For each line below that contains the string "Accept", copy that line.
··· DATA FOR REVIEW
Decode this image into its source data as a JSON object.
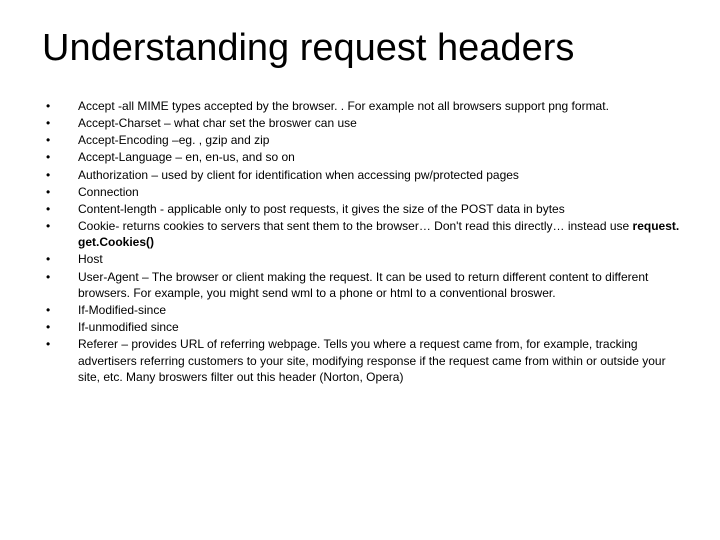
{
  "title": "Understanding request headers",
  "items": [
    "Accept  -all MIME types accepted by the browser. . For example not all browsers support png format.",
    "Accept-Charset – what char set the broswer can use",
    "Accept-Encoding –eg. , gzip and zip",
    "Accept-Language – en, en-us, and so on",
    "Authorization – used by client for identification when accessing pw/protected pages",
    "Connection",
    "Content-length  - applicable only to post requests, it gives the size of the POST data in bytes",
    "Cookie- returns cookies to servers that sent them to the browser… Don't read this directly… instead use ",
    "Host",
    "User-Agent – The browser or client making the request. It can be used to return different content to different browsers.  For example, you might send wml to a phone or html to a conventional broswer.",
    "If-Modified-since",
    "If-unmodified since",
    "Referer – provides URL of referring webpage. Tells you where a request came from, for example, tracking advertisers referring customers to your site, modifying response if the request came from within or outside your site, etc. Many broswers filter out this header (Norton, Opera)"
  ],
  "cookie_bold_suffix": "request. get.Cookies()"
}
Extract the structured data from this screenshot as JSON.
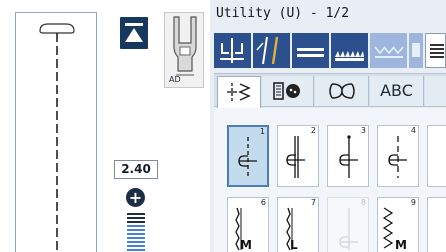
{
  "screen": {
    "title": "Utility (U) - 1/2",
    "presser_foot": "AD",
    "stitch_width": "2.40",
    "tabs": [
      {
        "id": "utility",
        "icon": "utility-stitch-icon",
        "active": true
      },
      {
        "id": "buttonhole",
        "icon": "buttonhole-icon",
        "active": false
      },
      {
        "id": "decorative",
        "icon": "decorative-stitch-icon",
        "active": false
      },
      {
        "id": "letters",
        "label": "ABC",
        "active": false
      },
      {
        "id": "more",
        "icon": "more-tabs-icon",
        "active": false
      }
    ],
    "tools": [
      {
        "icon": "mirror-stitch-icon",
        "enabled": true
      },
      {
        "icon": "twin-needle-icon",
        "enabled": true
      },
      {
        "icon": "stitch-length-icon",
        "enabled": true
      },
      {
        "icon": "feed-dog-icon",
        "enabled": true
      },
      {
        "icon": "elongation-icon",
        "enabled": false
      },
      {
        "icon": "presser-foot-icon",
        "enabled": false
      },
      {
        "icon": "keyboard-icon",
        "enabled": true
      }
    ],
    "stitches": [
      {
        "number": "1",
        "letter": "",
        "selected": true,
        "enabled": true
      },
      {
        "number": "2",
        "letter": "",
        "selected": false,
        "enabled": true
      },
      {
        "number": "3",
        "letter": "",
        "selected": false,
        "enabled": true
      },
      {
        "number": "4",
        "letter": "",
        "selected": false,
        "enabled": true
      },
      {
        "number": "6",
        "letter": "M",
        "selected": false,
        "enabled": true
      },
      {
        "number": "7",
        "letter": "L",
        "selected": false,
        "enabled": true
      },
      {
        "number": "8",
        "letter": "",
        "selected": false,
        "enabled": false
      },
      {
        "number": "9",
        "letter": "M",
        "selected": false,
        "enabled": true
      }
    ],
    "colors": {
      "accent_dark": "#2c4f8e",
      "accent_disabled": "#9eb6dd",
      "selected_tile": "#c4dbee",
      "panel_bg": "#e8eef4",
      "preview_border": "#8aa6c2",
      "width_bar": "#4a82c6"
    }
  }
}
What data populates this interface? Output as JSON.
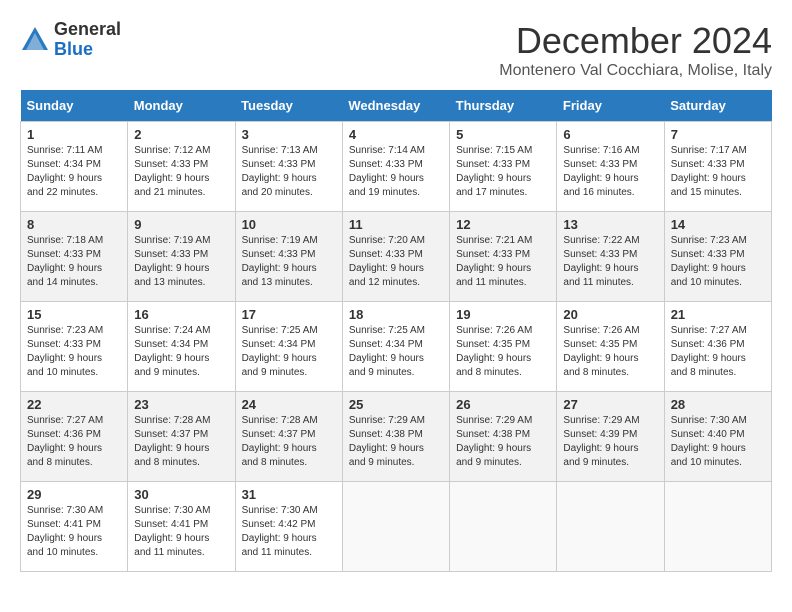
{
  "header": {
    "logo": {
      "general": "General",
      "blue": "Blue"
    },
    "title": "December 2024",
    "location": "Montenero Val Cocchiara, Molise, Italy"
  },
  "columns": [
    "Sunday",
    "Monday",
    "Tuesday",
    "Wednesday",
    "Thursday",
    "Friday",
    "Saturday"
  ],
  "weeks": [
    [
      {
        "day": "1",
        "sunrise": "Sunrise: 7:11 AM",
        "sunset": "Sunset: 4:34 PM",
        "daylight": "Daylight: 9 hours and 22 minutes."
      },
      {
        "day": "2",
        "sunrise": "Sunrise: 7:12 AM",
        "sunset": "Sunset: 4:33 PM",
        "daylight": "Daylight: 9 hours and 21 minutes."
      },
      {
        "day": "3",
        "sunrise": "Sunrise: 7:13 AM",
        "sunset": "Sunset: 4:33 PM",
        "daylight": "Daylight: 9 hours and 20 minutes."
      },
      {
        "day": "4",
        "sunrise": "Sunrise: 7:14 AM",
        "sunset": "Sunset: 4:33 PM",
        "daylight": "Daylight: 9 hours and 19 minutes."
      },
      {
        "day": "5",
        "sunrise": "Sunrise: 7:15 AM",
        "sunset": "Sunset: 4:33 PM",
        "daylight": "Daylight: 9 hours and 17 minutes."
      },
      {
        "day": "6",
        "sunrise": "Sunrise: 7:16 AM",
        "sunset": "Sunset: 4:33 PM",
        "daylight": "Daylight: 9 hours and 16 minutes."
      },
      {
        "day": "7",
        "sunrise": "Sunrise: 7:17 AM",
        "sunset": "Sunset: 4:33 PM",
        "daylight": "Daylight: 9 hours and 15 minutes."
      }
    ],
    [
      {
        "day": "8",
        "sunrise": "Sunrise: 7:18 AM",
        "sunset": "Sunset: 4:33 PM",
        "daylight": "Daylight: 9 hours and 14 minutes."
      },
      {
        "day": "9",
        "sunrise": "Sunrise: 7:19 AM",
        "sunset": "Sunset: 4:33 PM",
        "daylight": "Daylight: 9 hours and 13 minutes."
      },
      {
        "day": "10",
        "sunrise": "Sunrise: 7:19 AM",
        "sunset": "Sunset: 4:33 PM",
        "daylight": "Daylight: 9 hours and 13 minutes."
      },
      {
        "day": "11",
        "sunrise": "Sunrise: 7:20 AM",
        "sunset": "Sunset: 4:33 PM",
        "daylight": "Daylight: 9 hours and 12 minutes."
      },
      {
        "day": "12",
        "sunrise": "Sunrise: 7:21 AM",
        "sunset": "Sunset: 4:33 PM",
        "daylight": "Daylight: 9 hours and 11 minutes."
      },
      {
        "day": "13",
        "sunrise": "Sunrise: 7:22 AM",
        "sunset": "Sunset: 4:33 PM",
        "daylight": "Daylight: 9 hours and 11 minutes."
      },
      {
        "day": "14",
        "sunrise": "Sunrise: 7:23 AM",
        "sunset": "Sunset: 4:33 PM",
        "daylight": "Daylight: 9 hours and 10 minutes."
      }
    ],
    [
      {
        "day": "15",
        "sunrise": "Sunrise: 7:23 AM",
        "sunset": "Sunset: 4:33 PM",
        "daylight": "Daylight: 9 hours and 10 minutes."
      },
      {
        "day": "16",
        "sunrise": "Sunrise: 7:24 AM",
        "sunset": "Sunset: 4:34 PM",
        "daylight": "Daylight: 9 hours and 9 minutes."
      },
      {
        "day": "17",
        "sunrise": "Sunrise: 7:25 AM",
        "sunset": "Sunset: 4:34 PM",
        "daylight": "Daylight: 9 hours and 9 minutes."
      },
      {
        "day": "18",
        "sunrise": "Sunrise: 7:25 AM",
        "sunset": "Sunset: 4:34 PM",
        "daylight": "Daylight: 9 hours and 9 minutes."
      },
      {
        "day": "19",
        "sunrise": "Sunrise: 7:26 AM",
        "sunset": "Sunset: 4:35 PM",
        "daylight": "Daylight: 9 hours and 8 minutes."
      },
      {
        "day": "20",
        "sunrise": "Sunrise: 7:26 AM",
        "sunset": "Sunset: 4:35 PM",
        "daylight": "Daylight: 9 hours and 8 minutes."
      },
      {
        "day": "21",
        "sunrise": "Sunrise: 7:27 AM",
        "sunset": "Sunset: 4:36 PM",
        "daylight": "Daylight: 9 hours and 8 minutes."
      }
    ],
    [
      {
        "day": "22",
        "sunrise": "Sunrise: 7:27 AM",
        "sunset": "Sunset: 4:36 PM",
        "daylight": "Daylight: 9 hours and 8 minutes."
      },
      {
        "day": "23",
        "sunrise": "Sunrise: 7:28 AM",
        "sunset": "Sunset: 4:37 PM",
        "daylight": "Daylight: 9 hours and 8 minutes."
      },
      {
        "day": "24",
        "sunrise": "Sunrise: 7:28 AM",
        "sunset": "Sunset: 4:37 PM",
        "daylight": "Daylight: 9 hours and 8 minutes."
      },
      {
        "day": "25",
        "sunrise": "Sunrise: 7:29 AM",
        "sunset": "Sunset: 4:38 PM",
        "daylight": "Daylight: 9 hours and 9 minutes."
      },
      {
        "day": "26",
        "sunrise": "Sunrise: 7:29 AM",
        "sunset": "Sunset: 4:38 PM",
        "daylight": "Daylight: 9 hours and 9 minutes."
      },
      {
        "day": "27",
        "sunrise": "Sunrise: 7:29 AM",
        "sunset": "Sunset: 4:39 PM",
        "daylight": "Daylight: 9 hours and 9 minutes."
      },
      {
        "day": "28",
        "sunrise": "Sunrise: 7:30 AM",
        "sunset": "Sunset: 4:40 PM",
        "daylight": "Daylight: 9 hours and 10 minutes."
      }
    ],
    [
      {
        "day": "29",
        "sunrise": "Sunrise: 7:30 AM",
        "sunset": "Sunset: 4:41 PM",
        "daylight": "Daylight: 9 hours and 10 minutes."
      },
      {
        "day": "30",
        "sunrise": "Sunrise: 7:30 AM",
        "sunset": "Sunset: 4:41 PM",
        "daylight": "Daylight: 9 hours and 11 minutes."
      },
      {
        "day": "31",
        "sunrise": "Sunrise: 7:30 AM",
        "sunset": "Sunset: 4:42 PM",
        "daylight": "Daylight: 9 hours and 11 minutes."
      },
      null,
      null,
      null,
      null
    ]
  ]
}
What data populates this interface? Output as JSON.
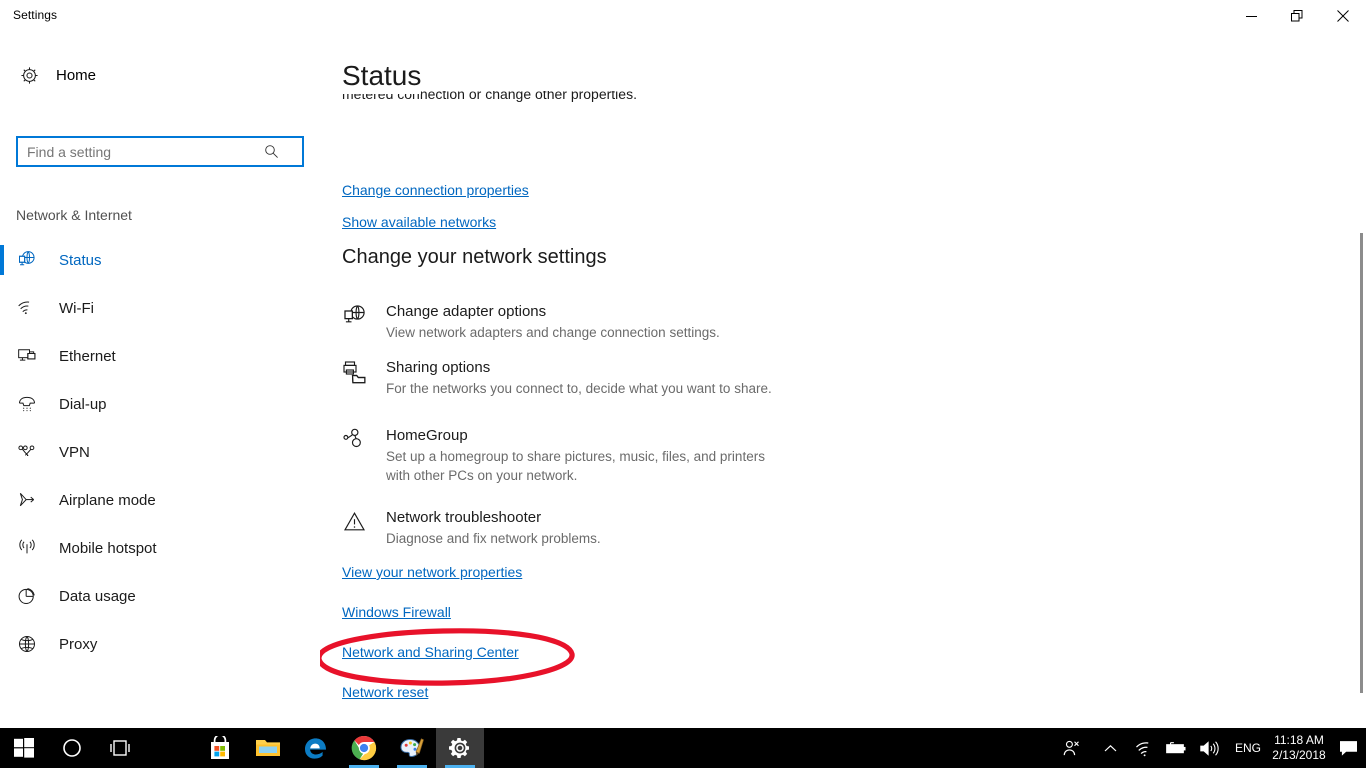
{
  "window": {
    "title": "Settings",
    "controls": {
      "minimize": "Minimize",
      "maximize": "Restore",
      "close": "Close"
    }
  },
  "sidebar": {
    "home_label": "Home",
    "home_icon": "gear-icon",
    "search": {
      "placeholder": "Find a setting",
      "value": "",
      "icon": "search-icon"
    },
    "category_label": "Network & Internet",
    "items": [
      {
        "label": "Status",
        "icon": "network-status-icon",
        "selected": true
      },
      {
        "label": "Wi-Fi",
        "icon": "wifi-icon",
        "selected": false
      },
      {
        "label": "Ethernet",
        "icon": "ethernet-icon",
        "selected": false
      },
      {
        "label": "Dial-up",
        "icon": "dialup-phone-icon",
        "selected": false
      },
      {
        "label": "VPN",
        "icon": "vpn-icon",
        "selected": false
      },
      {
        "label": "Airplane mode",
        "icon": "airplane-icon",
        "selected": false
      },
      {
        "label": "Mobile hotspot",
        "icon": "hotspot-icon",
        "selected": false
      },
      {
        "label": "Data usage",
        "icon": "pie-chart-icon",
        "selected": false
      },
      {
        "label": "Proxy",
        "icon": "globe-icon",
        "selected": false
      }
    ]
  },
  "content": {
    "page_title": "Status",
    "clipped_text": "metered connection or change other properties.",
    "top_links": [
      {
        "label": "Change connection properties"
      },
      {
        "label": "Show available networks"
      }
    ],
    "section_heading": "Change your network settings",
    "settings": [
      {
        "title": "Change adapter options",
        "description": "View network adapters and change connection settings.",
        "icon": "network-adapter-icon"
      },
      {
        "title": "Sharing options",
        "description": "For the networks you connect to, decide what you want to share.",
        "icon": "sharing-printer-folder-icon"
      },
      {
        "title": "HomeGroup",
        "description": "Set up a homegroup to share pictures, music, files, and printers with other PCs on your network.",
        "icon": "homegroup-icon"
      },
      {
        "title": "Network troubleshooter",
        "description": "Diagnose and fix network problems.",
        "icon": "warning-triangle-icon"
      }
    ],
    "bottom_links": [
      {
        "label": "View your network properties"
      },
      {
        "label": "Windows Firewall"
      },
      {
        "label": "Network and Sharing Center",
        "annotated": true
      },
      {
        "label": "Network reset"
      }
    ],
    "annotation": {
      "shape": "red-ellipse-highlight",
      "target": "Network and Sharing Center",
      "color": "#e8122a"
    }
  },
  "taskbar": {
    "items": [
      {
        "name": "start-button",
        "label": "Start",
        "running": false,
        "active": false
      },
      {
        "name": "cortana-button",
        "label": "Cortana",
        "running": false,
        "active": false
      },
      {
        "name": "task-view-button",
        "label": "Task View",
        "running": false,
        "active": false
      },
      {
        "name": "microsoft-store",
        "label": "Microsoft Store",
        "running": false,
        "active": false
      },
      {
        "name": "file-explorer",
        "label": "File Explorer",
        "running": false,
        "active": false
      },
      {
        "name": "microsoft-edge",
        "label": "Microsoft Edge",
        "running": false,
        "active": false
      },
      {
        "name": "google-chrome",
        "label": "Google Chrome",
        "running": true,
        "active": false
      },
      {
        "name": "paint",
        "label": "Paint",
        "running": true,
        "active": false
      },
      {
        "name": "settings",
        "label": "Settings",
        "running": true,
        "active": true
      }
    ],
    "tray": {
      "people_icon": "people-icon",
      "chevron_icon": "chevron-up-icon",
      "wifi_icon": "wifi-icon",
      "battery_icon": "battery-charging-icon",
      "volume_icon": "volume-icon",
      "language": "ENG",
      "time": "11:18 AM",
      "date": "2/13/2018",
      "action_center_icon": "action-center-icon"
    }
  },
  "colors": {
    "accent": "#0078d7",
    "link": "#0067c0",
    "annotation_red": "#e8122a",
    "taskbar_bg": "#000000",
    "running_underline": "#4cb1ef"
  }
}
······
- **OUTPUT BELOW**:
    "Accept  -all MIME types accepted by the browser. . For example not all browsers support png format.",
    "Accept-Charset – what char set the broswer can use",
    "Accept-Encoding –eg. , gzip and zip",
    "Accept-Language – en, en-us, and so on",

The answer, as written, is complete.